» **Input for this task**:
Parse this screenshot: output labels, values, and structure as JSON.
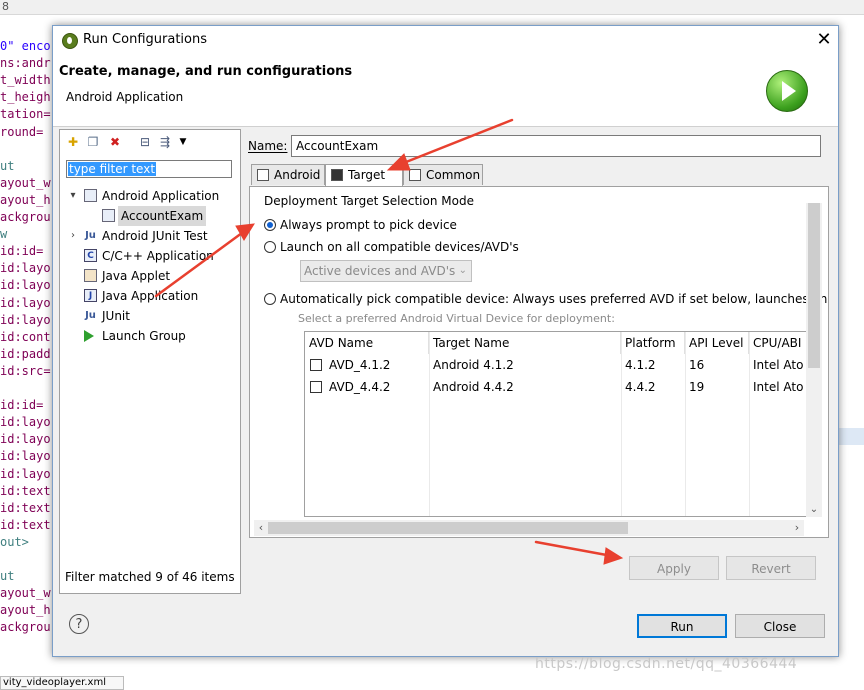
{
  "background_code": {
    "lines": [
      {
        "text": "0\" enco",
        "color": "#2a00ff"
      },
      {
        "text": "ns:andr",
        "color": "#7f0055"
      },
      {
        "text": "t_width",
        "color": "#7f0055"
      },
      {
        "text": "t_heigh",
        "color": "#7f0055"
      },
      {
        "text": "tation=",
        "color": "#7f0055"
      },
      {
        "text": "round=",
        "color": "#7f0055"
      },
      {
        "text": "",
        "color": "#7f0055"
      },
      {
        "text": "ut",
        "color": "#3f7f7f"
      },
      {
        "text": "ayout_w",
        "color": "#7f0055"
      },
      {
        "text": "ayout_h",
        "color": "#7f0055"
      },
      {
        "text": "ackgrou",
        "color": "#7f0055"
      },
      {
        "text": "w",
        "color": "#3f7f7f"
      },
      {
        "text": "id:id=",
        "color": "#7f0055"
      },
      {
        "text": "id:layo",
        "color": "#7f0055"
      },
      {
        "text": "id:layo",
        "color": "#7f0055"
      },
      {
        "text": "id:layo",
        "color": "#7f0055"
      },
      {
        "text": "id:layo",
        "color": "#7f0055"
      },
      {
        "text": "id:cont",
        "color": "#7f0055"
      },
      {
        "text": "id:padd",
        "color": "#7f0055"
      },
      {
        "text": "id:src=",
        "color": "#7f0055"
      },
      {
        "text": "",
        "color": "#7f0055"
      },
      {
        "text": "id:id=",
        "color": "#7f0055"
      },
      {
        "text": "id:layo",
        "color": "#7f0055"
      },
      {
        "text": "id:layo",
        "color": "#7f0055"
      },
      {
        "text": "id:layo",
        "color": "#7f0055"
      },
      {
        "text": "id:layo",
        "color": "#7f0055"
      },
      {
        "text": "id:text",
        "color": "#7f0055"
      },
      {
        "text": "id:text",
        "color": "#7f0055"
      },
      {
        "text": "id:text",
        "color": "#7f0055"
      },
      {
        "text": "out>",
        "color": "#3f7f7f"
      },
      {
        "text": "",
        "color": "#7f0055"
      },
      {
        "text": "ut",
        "color": "#3f7f7f"
      },
      {
        "text": "ayout_w",
        "color": "#7f0055"
      },
      {
        "text": "ayout_h",
        "color": "#7f0055"
      },
      {
        "text": "ackgrou",
        "color": "#7f0055"
      }
    ],
    "topleft_glyph": "8",
    "bottom_tab": "vity_videoplayer.xml"
  },
  "dialog": {
    "title": "Run Configurations",
    "close_glyph": "✕",
    "header_title": "Create, manage, and run configurations",
    "header_subtitle": "Android Application"
  },
  "left_panel": {
    "filter_text": "type filter text",
    "tree": [
      {
        "label": "Android Application",
        "expand": "▾",
        "icon": "ap",
        "level": 0
      },
      {
        "label": "AccountExam",
        "expand": "",
        "icon": "ap",
        "level": 1,
        "selected": true
      },
      {
        "label": "Android JUnit Test",
        "expand": "›",
        "icon": "Ju",
        "level": 0
      },
      {
        "label": "C/C++ Application",
        "expand": "",
        "icon": "C",
        "level": 0
      },
      {
        "label": "Java Applet",
        "expand": "",
        "icon": "ja",
        "level": 0
      },
      {
        "label": "Java Application",
        "expand": "",
        "icon": "J",
        "level": 0
      },
      {
        "label": "JUnit",
        "expand": "",
        "icon": "Ju",
        "level": 0
      },
      {
        "label": "Launch Group",
        "expand": "",
        "icon": "lg",
        "level": 0
      }
    ],
    "status": "Filter matched 9 of 46 items"
  },
  "right_panel": {
    "name_label": "Name:",
    "name_value": "AccountExam",
    "tabs": [
      {
        "label": "Android",
        "active": false
      },
      {
        "label": "Target",
        "active": true
      },
      {
        "label": "Common",
        "active": false
      }
    ],
    "mode_label": "Deployment Target Selection Mode",
    "radio_always": "Always prompt to pick device",
    "radio_launch_all": "Launch on all compatible devices/AVD's",
    "avd_select_value": "Active devices and AVD's",
    "radio_auto": "Automatically pick compatible device: Always uses preferred AVD if set below, launches on",
    "preferred_label": "Select a preferred Android Virtual Device for deployment:",
    "table_headers": [
      "AVD Name",
      "Target Name",
      "Platform",
      "API Level",
      "CPU/ABI"
    ],
    "table_rows": [
      {
        "avd": "AVD_4.1.2",
        "target": "Android 4.1.2",
        "platform": "4.1.2",
        "api": "16",
        "cpu": "Intel Ato"
      },
      {
        "avd": "AVD_4.4.2",
        "target": "Android 4.4.2",
        "platform": "4.4.2",
        "api": "19",
        "cpu": "Intel Ato"
      }
    ]
  },
  "buttons": {
    "apply": "Apply",
    "revert": "Revert",
    "run": "Run",
    "close": "Close",
    "help": "?"
  },
  "colors": {
    "accent": "#0078d7",
    "annotation_arrow": "#e8402f",
    "selection": "#3399ff"
  },
  "watermark": "https://blog.csdn.net/qq_40366444"
}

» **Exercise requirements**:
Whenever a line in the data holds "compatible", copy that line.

» **The completed task**:
    "radio_launch_all": "Launch on all compatible devices/AVD's",
    "radio_auto": "Automatically pick compatible device: Always uses preferred AVD if set below, launches on",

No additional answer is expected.